Text by Wolf Schneider ; Photos by David Cox
You’re a nationally known still-life and portrait painter working in a centuries-old medium, egg tempera. Do you whip the paint up from your regular Albertson’s eggs?
No, I actually used to get the eggs from someone who had his own chickens. But I gave it up because all my life I’ve wanted to draw. I’m 62 now—when do I think I’m gonna do this?! I’m a realist painter. I did egg tempera for years, but now I’m doing mostly graphite and acrylic.
You’re known for paintings of nests, birds, and eggs—does this have to do with being a mother?
Well, all of it’s about home. I’ve done interiors, nests, women from 18 to 80, and now I’m doing teenagers.
Are you a proponent of the less-is-more school—just a single image, kind of minimalist?
I do icons, so yeah. That’s how much attention I want to give to each subject.
Where’s your art training from?
Three years at the School of Visual Arts in New York.
You came to Santa Fe from Greenwich Village three decades ago. Pretty cool. That was Bob Dylan territory, right?
I actually worked at Café Figaro, which was on the same block where he lived! Then I came out here and saw the incredible light.
How hard was it for a fast-paced New Yorker to adapt to laid-back Santa Fe?
Oh, I never did. I’m from New York. You can still tell. [Laughs]
You’re married to painter Daniel Morper, who does New Mexico railroad scenes. Do you share the studio?
Oh no. He’s got a large studio on Upper Canyon Road. We’re very good with each other, but that wouldn’t work.
Two nationally known painters in the same household. Is there competition? Guilt over big sales?
Sometimes he’ll bring home a painting that is so magnificent, and I’ll think [whispers], “Oh, I wish I had done that.” But the big sale—no, because we both get the money.
In what ways do you help each other?

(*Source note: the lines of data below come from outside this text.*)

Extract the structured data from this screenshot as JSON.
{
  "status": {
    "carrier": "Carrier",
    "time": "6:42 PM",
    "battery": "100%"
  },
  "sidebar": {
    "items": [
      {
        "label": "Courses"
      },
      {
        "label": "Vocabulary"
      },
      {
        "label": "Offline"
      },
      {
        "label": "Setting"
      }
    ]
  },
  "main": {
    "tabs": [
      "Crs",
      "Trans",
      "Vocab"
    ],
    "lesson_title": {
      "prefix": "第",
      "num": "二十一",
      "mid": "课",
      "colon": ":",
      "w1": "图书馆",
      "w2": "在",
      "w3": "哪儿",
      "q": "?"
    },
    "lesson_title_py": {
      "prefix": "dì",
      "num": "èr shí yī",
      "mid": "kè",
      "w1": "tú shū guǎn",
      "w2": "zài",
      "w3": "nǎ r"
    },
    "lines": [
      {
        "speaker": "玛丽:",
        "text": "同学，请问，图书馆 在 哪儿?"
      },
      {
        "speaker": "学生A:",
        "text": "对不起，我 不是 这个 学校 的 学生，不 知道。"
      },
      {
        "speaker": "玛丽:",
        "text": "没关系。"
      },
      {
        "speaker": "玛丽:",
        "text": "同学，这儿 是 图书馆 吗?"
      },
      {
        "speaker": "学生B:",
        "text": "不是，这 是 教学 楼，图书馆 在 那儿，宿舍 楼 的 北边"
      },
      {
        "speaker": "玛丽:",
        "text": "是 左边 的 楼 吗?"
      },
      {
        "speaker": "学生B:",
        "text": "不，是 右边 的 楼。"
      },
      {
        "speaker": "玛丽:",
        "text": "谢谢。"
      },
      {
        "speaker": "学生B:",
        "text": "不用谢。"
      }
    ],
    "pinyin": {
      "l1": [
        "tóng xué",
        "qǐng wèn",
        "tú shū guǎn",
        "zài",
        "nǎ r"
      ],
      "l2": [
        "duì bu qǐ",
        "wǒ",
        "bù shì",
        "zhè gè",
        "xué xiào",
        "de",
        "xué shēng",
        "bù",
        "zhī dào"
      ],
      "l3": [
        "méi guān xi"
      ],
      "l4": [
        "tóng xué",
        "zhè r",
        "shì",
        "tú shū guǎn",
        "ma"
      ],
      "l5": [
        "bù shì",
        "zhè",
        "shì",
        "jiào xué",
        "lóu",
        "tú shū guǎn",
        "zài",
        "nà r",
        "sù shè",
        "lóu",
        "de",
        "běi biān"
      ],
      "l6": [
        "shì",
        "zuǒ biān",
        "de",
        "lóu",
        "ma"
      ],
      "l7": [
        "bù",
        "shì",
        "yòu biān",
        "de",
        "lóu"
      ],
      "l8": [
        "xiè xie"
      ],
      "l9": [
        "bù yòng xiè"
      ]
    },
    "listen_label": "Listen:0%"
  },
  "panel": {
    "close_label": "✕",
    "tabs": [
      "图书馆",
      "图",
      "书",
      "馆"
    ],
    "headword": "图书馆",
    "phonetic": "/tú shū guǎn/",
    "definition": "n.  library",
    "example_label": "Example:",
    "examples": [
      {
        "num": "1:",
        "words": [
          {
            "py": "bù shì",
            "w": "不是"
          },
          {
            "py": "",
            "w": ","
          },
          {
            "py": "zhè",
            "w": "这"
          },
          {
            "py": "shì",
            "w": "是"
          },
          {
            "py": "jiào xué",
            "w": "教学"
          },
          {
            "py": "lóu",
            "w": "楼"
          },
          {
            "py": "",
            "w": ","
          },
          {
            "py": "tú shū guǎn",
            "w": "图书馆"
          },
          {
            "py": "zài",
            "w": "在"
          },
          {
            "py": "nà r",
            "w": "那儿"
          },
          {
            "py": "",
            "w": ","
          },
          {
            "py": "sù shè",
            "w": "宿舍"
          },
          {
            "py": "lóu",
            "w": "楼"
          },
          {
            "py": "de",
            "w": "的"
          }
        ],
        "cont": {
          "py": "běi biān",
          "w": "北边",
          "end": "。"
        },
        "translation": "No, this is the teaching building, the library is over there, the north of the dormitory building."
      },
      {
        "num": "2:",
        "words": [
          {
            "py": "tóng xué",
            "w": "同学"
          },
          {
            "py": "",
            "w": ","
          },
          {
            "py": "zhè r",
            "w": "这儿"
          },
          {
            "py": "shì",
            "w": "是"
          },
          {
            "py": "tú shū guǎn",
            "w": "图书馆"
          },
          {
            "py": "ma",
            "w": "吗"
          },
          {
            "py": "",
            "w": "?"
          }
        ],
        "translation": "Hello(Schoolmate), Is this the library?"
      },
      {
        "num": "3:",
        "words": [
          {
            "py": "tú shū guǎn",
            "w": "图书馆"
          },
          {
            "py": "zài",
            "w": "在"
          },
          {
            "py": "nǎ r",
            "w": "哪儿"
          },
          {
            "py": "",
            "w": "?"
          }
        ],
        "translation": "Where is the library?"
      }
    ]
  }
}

We critique each other. It doesn’t mean it’s not hard to hear—it is. And you want to kill the other person for saying it.
What Santa Fe art crowd do you hang with—Forrest Moses? Dan Namingha? John and Terri Moyers?
Forrest and I are friends. And [artist] Michael Bergt. And [gallerist] Linda Durham.
You’ve got your home, studio, and greenhouse all on the same property in Santa Fe’s South Capitol district. Is any of it adobe?
No, it’s penitentiary tile [a building product made by inmates at the New Mexico State Penitentiary in the early 20th century] and stucco. The studio’s 20 feet by 16 feet.
With wood-plank floors painted white and lavender walls.
I’ve been in here 20 years and it hasn’t been repainted, because I won’t stop work long enough! I was going to straighten things up better for you, but then I saw pictures of Alexander Calder’s studio, and I thought, “I should mess it up more!” All of his tin was all over the place. [Laughs]
I see you’ve got north and west light from the windows.
Skylights, too. And fluorescent lights.
You watch the Food Channel while painting—who’s your favorite TV chef?
The Barefoot Contessa. Have you ever seen her? You would love her.
What about reality TV—are you into “I Want To Be a Hilton”?
I’ll tell you, I was fascinated by “The Apprentice,” because I don’t know how to do business. I couldn’t live without a gallery.
What quality must an artist have, and what quality will only undermine an artist?
An artist should always be striving for better. They should never say, “Oh, this is good enough.”
What’s the trait that’s served you best in your career, and what’s the trait you deplore in yourself?
The most helpful thing is that I’m willing to work so hard. What I deplore is I get angry too quickly.
On what occasion do you fudge the truth?
Well, I have students, and mainly I say complimentary things to them. To start. [Laughs]
Which artist, living or dead, would you most like to trade a piece of art with?
Vermeer. Can I have another?
Yes, which artist would you most like an hour of advice from?
Piero della Francesca. Thanks for giving me two.
What’s the range that your work sells for?
From $850 for a monoprint up to $25,000 for a portrait.
What kind of folks do you gravitate toward, and what kind turn you off?
Hmm. If they don’t have a sense of humor, I don’t want anything to do with them.
What does an artist need most: a good accountant, a good truck, or a good red wine?
Nah, none of those—I’d say friends.
When your time comes to kick the bucket, what sentence would accurately sum it up for your life?
“She worked hard at being a good mother, a good artist, and a good wife.”
Mothner is represented by Gerald Peters Gallery, Santa Fe, NM, and J. Cacciola Gallery, New York, NY.
Featured in “My World” September 2005